BornNovara, Italy, first quarter of thirteenth century
DiedViterbo, Italy, 1296
His contemporaries, like Roger Bacon, considered Campanus as one of the greatest mathematicians of his times. The date of his birth can be tentatively fixed between 1210 and 1230 because the first entry in some tables ascribed to him is 1232, and many of his works are dated between 1255 and 1260. Many documents confirm Campanus’ birthplace: Novara in northern Italy, 40 km from Milan. Sometimes he is called Johannes (John), but this first name seems to have been introduced only in the sixteenth century.
We do not know anything of Campanus’ life until 1263 when he was chaplain of Cardinal Ottobono Fieschi, later Pope Adrian V. In 1264, Campanus was chaplain to Pope Urban IV, and he remained a member of the papal court for 30 years until his death in 1296. There Campanus served as mathematician, astronomer, astrologer, and physician, and he met other outstanding intellectuals such as the translator William of...
- Benjamin, Francis S. and G. J. Toomer (eds.) (1971). Campanus of Novara and Medieval Planetary Theory: Theorica planetarum. Madison: University of Wisconsin Press.Google Scholar
- Boudet, Jean-Patrice (1994). Lire dans le ciel: La bibliothèque de Simon de Phares, astrologue de XVe siècle. Brussels: Centre d’étude des manuscrits.Google Scholar
- Duhem, Pierre (1915). Le système du monde. Paris: A. Hermann. Vol. 3, pp. 317–326.Google Scholar
- Knorr, W. R. (1997). “The Latin Sources of Quadrans vetus, and What They Imply for Its Authorship and Date.” In Texts and Contexts in Ancient and Medieval Science: Studies on the Occasion of John E. Murdoch’s Seventieth Birthday, edited by Edith Sylla and Michael McVaugh. Leiden: Brill, pp. 23–67.CrossRefGoogle Scholar
- Paravicini Bagliani, A. (1991). Medicina e scienze della natura alla corte dei papi nel Duecento. Spoleto: Centro italiano di studi sull’alto medioevo, pp. 87–115, 238–247.Google Scholar
- Pedersen, F. S. (2002). The Toledan Tables: A Review of the Manuscripts and the Textual Versions, with an Edition. Copenhagen: Kongelige Danske Videnskabernes Selskab.Google Scholar
- Pereira, M. (1978). “Campano da Novara autore dell’Almagestum parvum.” Studi Medievali 19: 769–776.Google Scholar

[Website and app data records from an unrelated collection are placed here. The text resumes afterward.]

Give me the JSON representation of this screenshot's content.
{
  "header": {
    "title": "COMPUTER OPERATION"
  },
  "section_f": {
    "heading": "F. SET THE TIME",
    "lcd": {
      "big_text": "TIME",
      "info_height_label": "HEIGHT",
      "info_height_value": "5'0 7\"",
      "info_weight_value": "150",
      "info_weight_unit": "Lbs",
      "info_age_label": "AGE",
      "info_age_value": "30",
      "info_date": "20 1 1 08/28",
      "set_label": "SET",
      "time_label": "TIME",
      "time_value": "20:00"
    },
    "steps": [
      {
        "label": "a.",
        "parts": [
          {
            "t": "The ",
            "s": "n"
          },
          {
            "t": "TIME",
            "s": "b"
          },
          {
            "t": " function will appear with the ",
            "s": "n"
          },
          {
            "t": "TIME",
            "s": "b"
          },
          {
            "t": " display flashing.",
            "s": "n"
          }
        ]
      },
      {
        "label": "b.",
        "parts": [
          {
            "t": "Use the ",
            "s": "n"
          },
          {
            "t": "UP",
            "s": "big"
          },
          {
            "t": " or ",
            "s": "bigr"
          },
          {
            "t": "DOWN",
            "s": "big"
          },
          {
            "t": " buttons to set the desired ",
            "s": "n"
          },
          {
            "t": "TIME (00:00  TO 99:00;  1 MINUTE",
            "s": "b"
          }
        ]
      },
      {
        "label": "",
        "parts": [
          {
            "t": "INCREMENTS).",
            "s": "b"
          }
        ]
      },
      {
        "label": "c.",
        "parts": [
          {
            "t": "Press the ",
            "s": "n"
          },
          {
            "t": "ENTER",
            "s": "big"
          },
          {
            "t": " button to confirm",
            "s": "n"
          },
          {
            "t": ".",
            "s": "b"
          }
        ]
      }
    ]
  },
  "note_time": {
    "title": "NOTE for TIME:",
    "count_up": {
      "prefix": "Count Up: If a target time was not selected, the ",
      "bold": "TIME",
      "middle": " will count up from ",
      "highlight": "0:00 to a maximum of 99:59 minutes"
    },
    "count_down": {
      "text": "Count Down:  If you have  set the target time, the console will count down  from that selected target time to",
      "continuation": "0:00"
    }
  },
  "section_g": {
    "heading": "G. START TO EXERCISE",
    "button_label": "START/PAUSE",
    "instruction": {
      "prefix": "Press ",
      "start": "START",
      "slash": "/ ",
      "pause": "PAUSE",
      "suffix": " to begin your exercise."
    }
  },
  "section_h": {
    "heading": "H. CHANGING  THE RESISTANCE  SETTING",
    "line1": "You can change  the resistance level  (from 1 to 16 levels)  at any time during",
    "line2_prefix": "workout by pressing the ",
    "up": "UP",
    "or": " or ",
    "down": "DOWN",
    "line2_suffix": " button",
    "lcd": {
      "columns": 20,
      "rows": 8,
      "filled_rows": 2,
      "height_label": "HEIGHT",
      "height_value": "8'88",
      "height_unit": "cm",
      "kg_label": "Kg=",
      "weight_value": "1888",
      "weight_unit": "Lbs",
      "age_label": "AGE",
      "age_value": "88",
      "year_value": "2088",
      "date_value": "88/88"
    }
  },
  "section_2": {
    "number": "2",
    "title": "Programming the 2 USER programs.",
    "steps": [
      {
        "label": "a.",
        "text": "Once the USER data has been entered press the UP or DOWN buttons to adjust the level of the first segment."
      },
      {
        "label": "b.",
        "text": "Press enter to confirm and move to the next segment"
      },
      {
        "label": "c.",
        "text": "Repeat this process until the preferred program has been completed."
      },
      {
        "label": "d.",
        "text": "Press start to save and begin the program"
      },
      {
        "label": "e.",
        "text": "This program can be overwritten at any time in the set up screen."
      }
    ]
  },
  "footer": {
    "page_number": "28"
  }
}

- Poulle, Emmanuel (1980). Les instruments de la théorie des planètes selon Ptolémée: Équatoires et horlogerie planétaire du XIIIe au XVIe siècle. 2 Vols. Geneva: Droz, pp. 34, 36, 41–63, 789–791.Google Scholar